Soft, juicy, and grown in cooler climates, this summer berry is a key player in summer desserts, fruity sauces, jellies and jams.
Look for plump dry berries with a good shape and reddish colour. It's best to steer clear of ones with their hulls intact, as they'll be under-ripe and too tart for eating.
Enjoy raspberries as soon after picking as possible. Like strawberries, they don't keep well and shouldn't be washed because they lose shape and become soggy.
Serve them at room temperature, rather than straight from the fridge to best appreciate their flavour.
IN THE KITCHEN
Although enjoyed in a host of summery desserts, there's something to be said for simple serving suggestions - soft berries, dusted with sugar and accompanied with lashings of cream will always be a crowd pleaser.
Make a fresh and vibrant sauce by blending raspberries in the liquidiser, straining them to remove seeds, and sweetening with a little icing sugar. A good way of using up extra fruit.
Ring the changes and use raspberries in flans, ice creams, fruity vinegar, sorbets and jellies. They work particularly well in boozy cocktails. Favourite food pairings include combining them with chocolate, mint, cream, and other soft summer fruit.
Raspberries freeze well - scatter in an even layer on a baking tray, and when frozen, tip into plastic bags and secure well.

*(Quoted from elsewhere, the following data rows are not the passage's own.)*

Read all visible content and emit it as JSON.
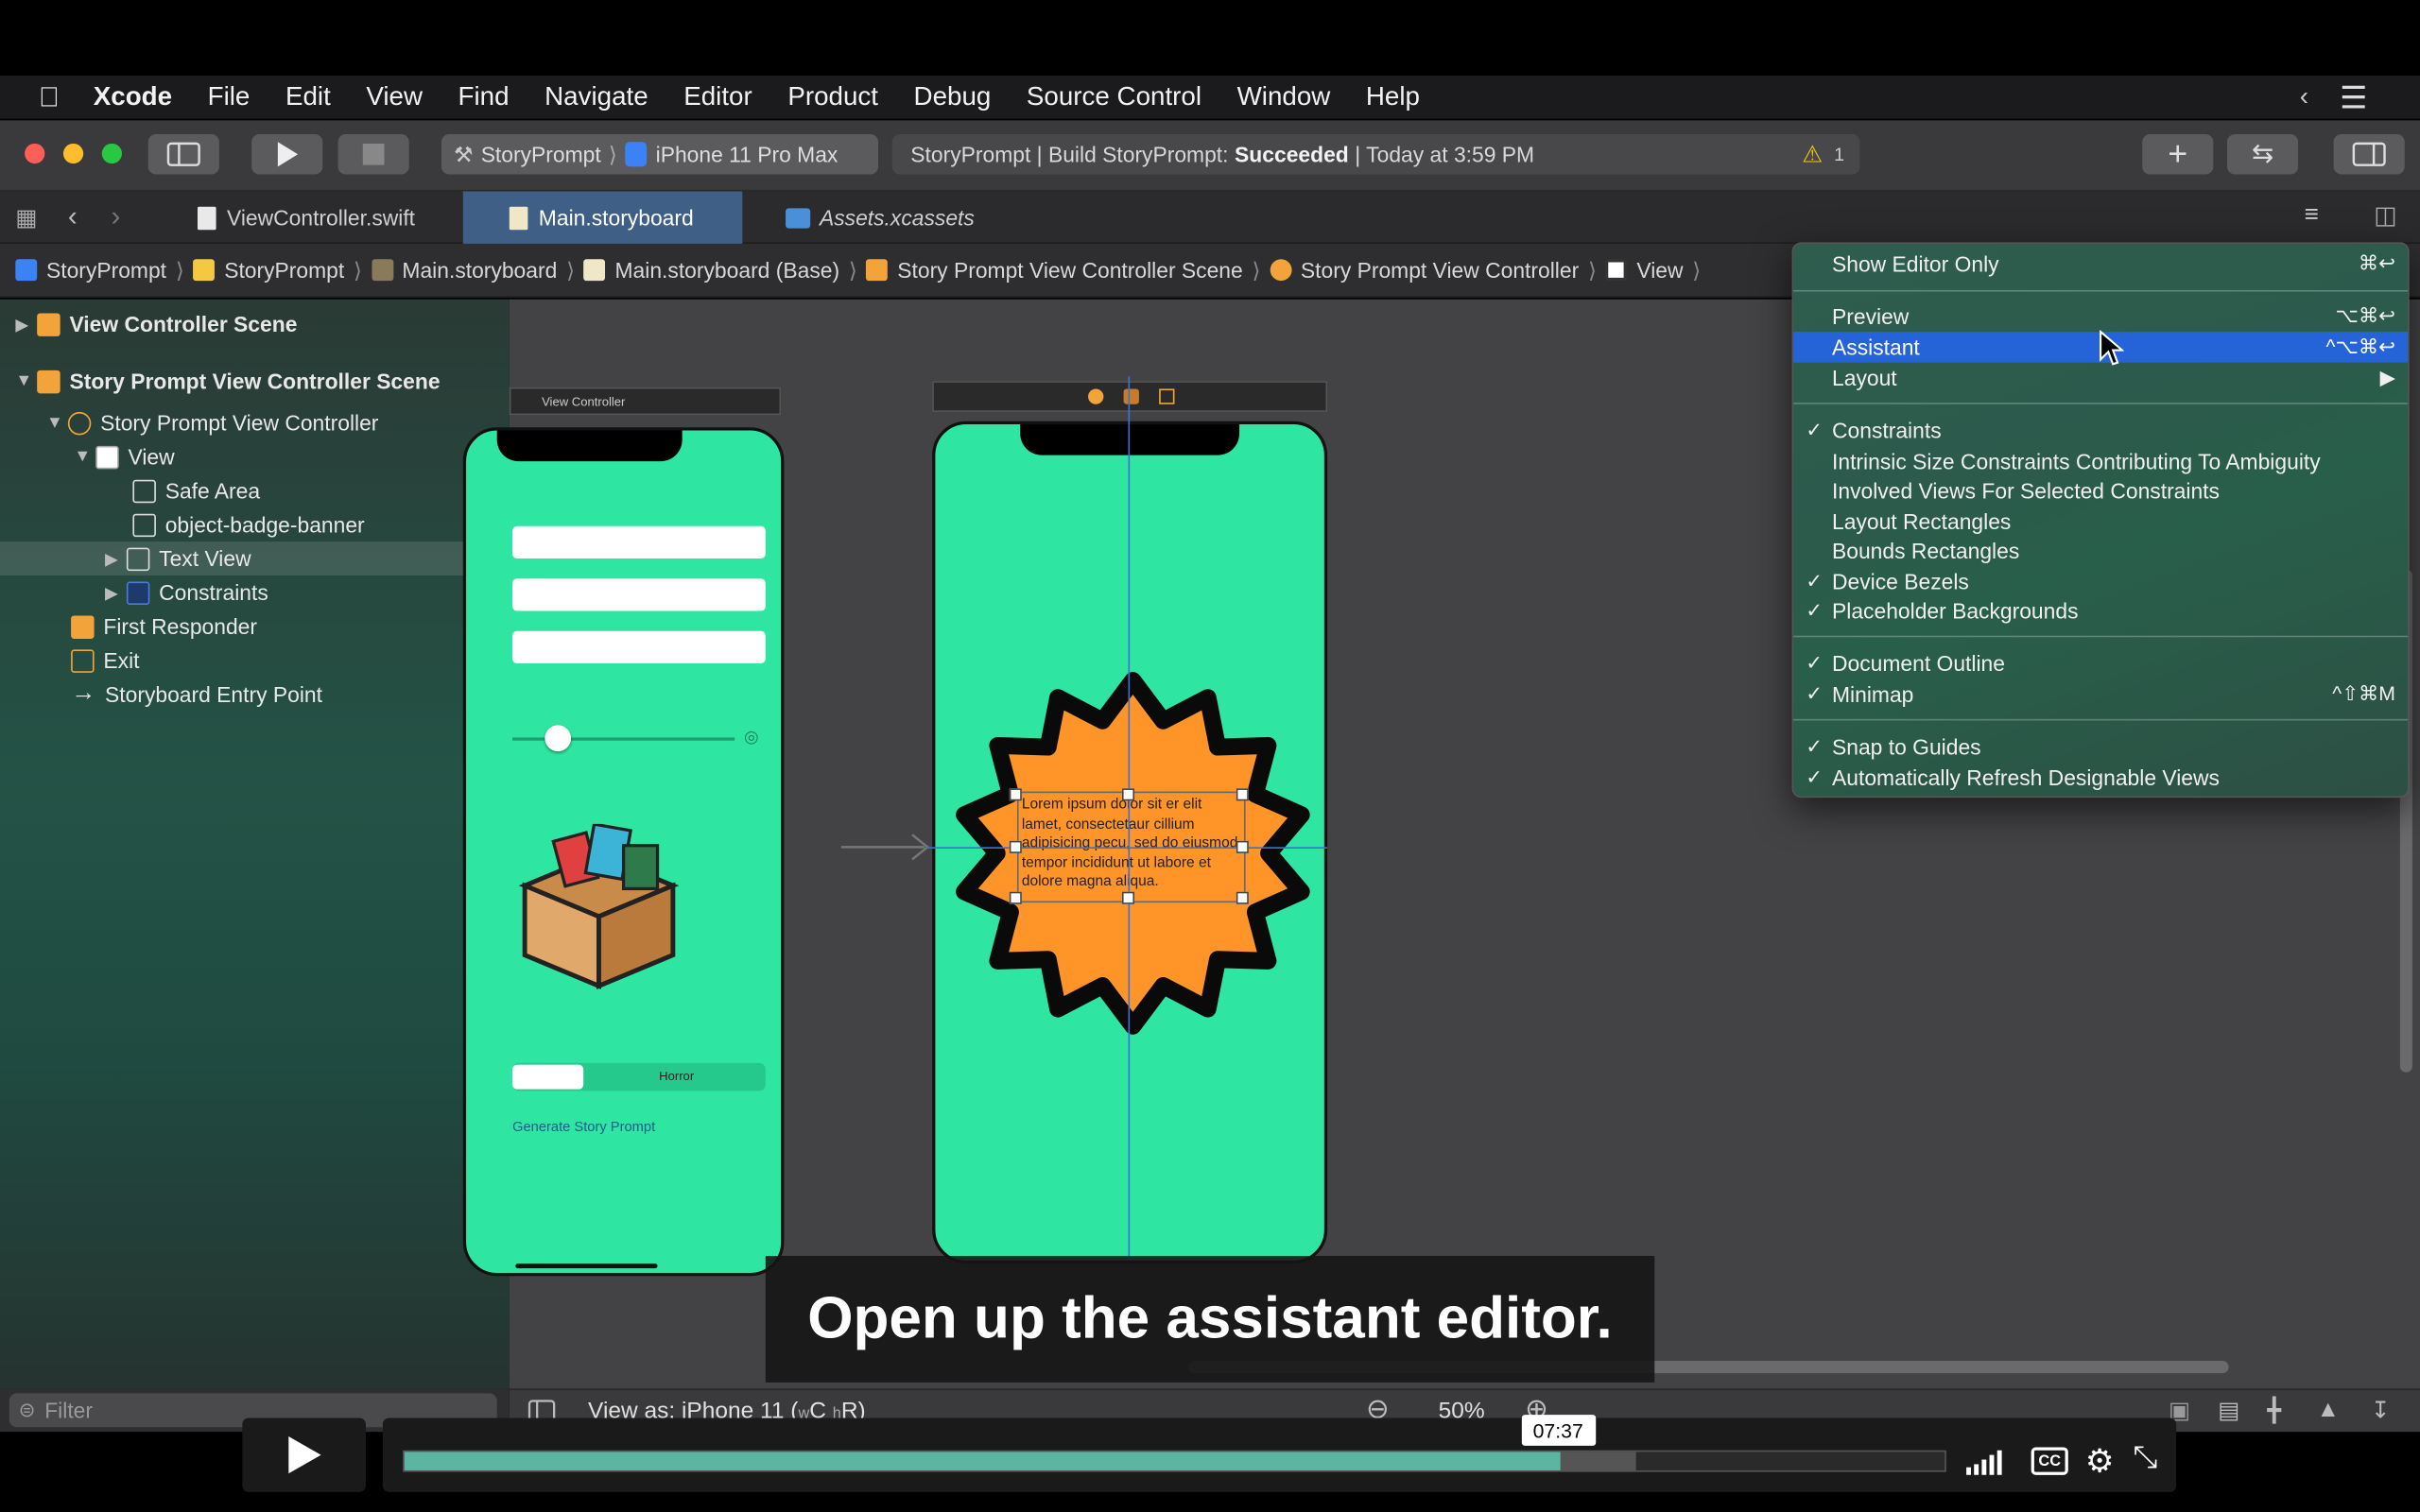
{
  "menubar": {
    "items": [
      "Xcode",
      "File",
      "Edit",
      "View",
      "Find",
      "Navigate",
      "Editor",
      "Product",
      "Debug",
      "Source Control",
      "Window",
      "Help"
    ]
  },
  "toolbar": {
    "scheme": "StoryPrompt",
    "device": "iPhone 11 Pro Max",
    "activity_prefix": "StoryPrompt | Build StoryPrompt: ",
    "activity_status": "Succeeded",
    "activity_suffix": " | Today at 3:59 PM",
    "warning_count": "1"
  },
  "tabs": [
    {
      "label": "ViewController.swift"
    },
    {
      "label": "Main.storyboard"
    },
    {
      "label": "Assets.xcassets"
    }
  ],
  "jumpbar": [
    "StoryPrompt",
    "StoryPrompt",
    "Main.storyboard",
    "Main.storyboard (Base)",
    "Story Prompt View Controller Scene",
    "Story Prompt View Controller",
    "View"
  ],
  "navigator": {
    "rows": [
      "View Controller Scene",
      "Story Prompt View Controller Scene",
      "Story Prompt View Controller",
      "View",
      "Safe Area",
      "object-badge-banner",
      "Text View",
      "Constraints",
      "First Responder",
      "Exit",
      "Storyboard Entry Point"
    ],
    "filter_placeholder": "Filter"
  },
  "canvas": {
    "left_scene_title": "View Controller",
    "segment_label": "Horror",
    "generate_label": "Generate Story Prompt",
    "lorem": "Lorem ipsum dolor sit er elit lamet, consectetaur cillium adipisicing pecu, sed do eiusmod tempor incididunt ut labore et dolore magna aliqua."
  },
  "bottombar": {
    "view_as": "View as: iPhone 11 (",
    "w_small": "w",
    "c": "C ",
    "h_small": "h",
    "r": "R)",
    "zoom": "50%"
  },
  "menu": {
    "items": [
      {
        "label": "Show Editor Only",
        "shortcut": "⌘↩"
      },
      {
        "label": "Preview",
        "shortcut": "⌥⌘↩"
      },
      {
        "label": "Assistant",
        "shortcut": "^⌥⌘↩"
      },
      {
        "label": "Layout",
        "shortcut": "▶"
      },
      {
        "label": "Constraints",
        "shortcut": ""
      },
      {
        "label": "Intrinsic Size Constraints Contributing To Ambiguity",
        "shortcut": ""
      },
      {
        "label": "Involved Views For Selected Constraints",
        "shortcut": ""
      },
      {
        "label": "Layout Rectangles",
        "shortcut": ""
      },
      {
        "label": "Bounds Rectangles",
        "shortcut": ""
      },
      {
        "label": "Device Bezels",
        "shortcut": ""
      },
      {
        "label": "Placeholder Backgrounds",
        "shortcut": ""
      },
      {
        "label": "Document Outline",
        "shortcut": ""
      },
      {
        "label": "Minimap",
        "shortcut": "^⇧⌘M"
      },
      {
        "label": "Snap to Guides",
        "shortcut": ""
      },
      {
        "label": "Automatically Refresh Designable Views",
        "shortcut": ""
      }
    ],
    "check": "✓"
  },
  "video": {
    "subtitle": "Open up the assistant editor.",
    "time": "07:37",
    "progress": 0.75,
    "buffered": 0.8,
    "cc": "CC"
  },
  "colors": {
    "highlight": "#2563d9",
    "phone_green": "#2ee6a2",
    "badge_orange": "#ff9428",
    "progress": "#5ab6a0"
  }
}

Their refreshing flavour helps counter the richness of game. For a flavoursome roast duck, try cooking it with a dash of raspberry vinegar for a pleasantly tangy note.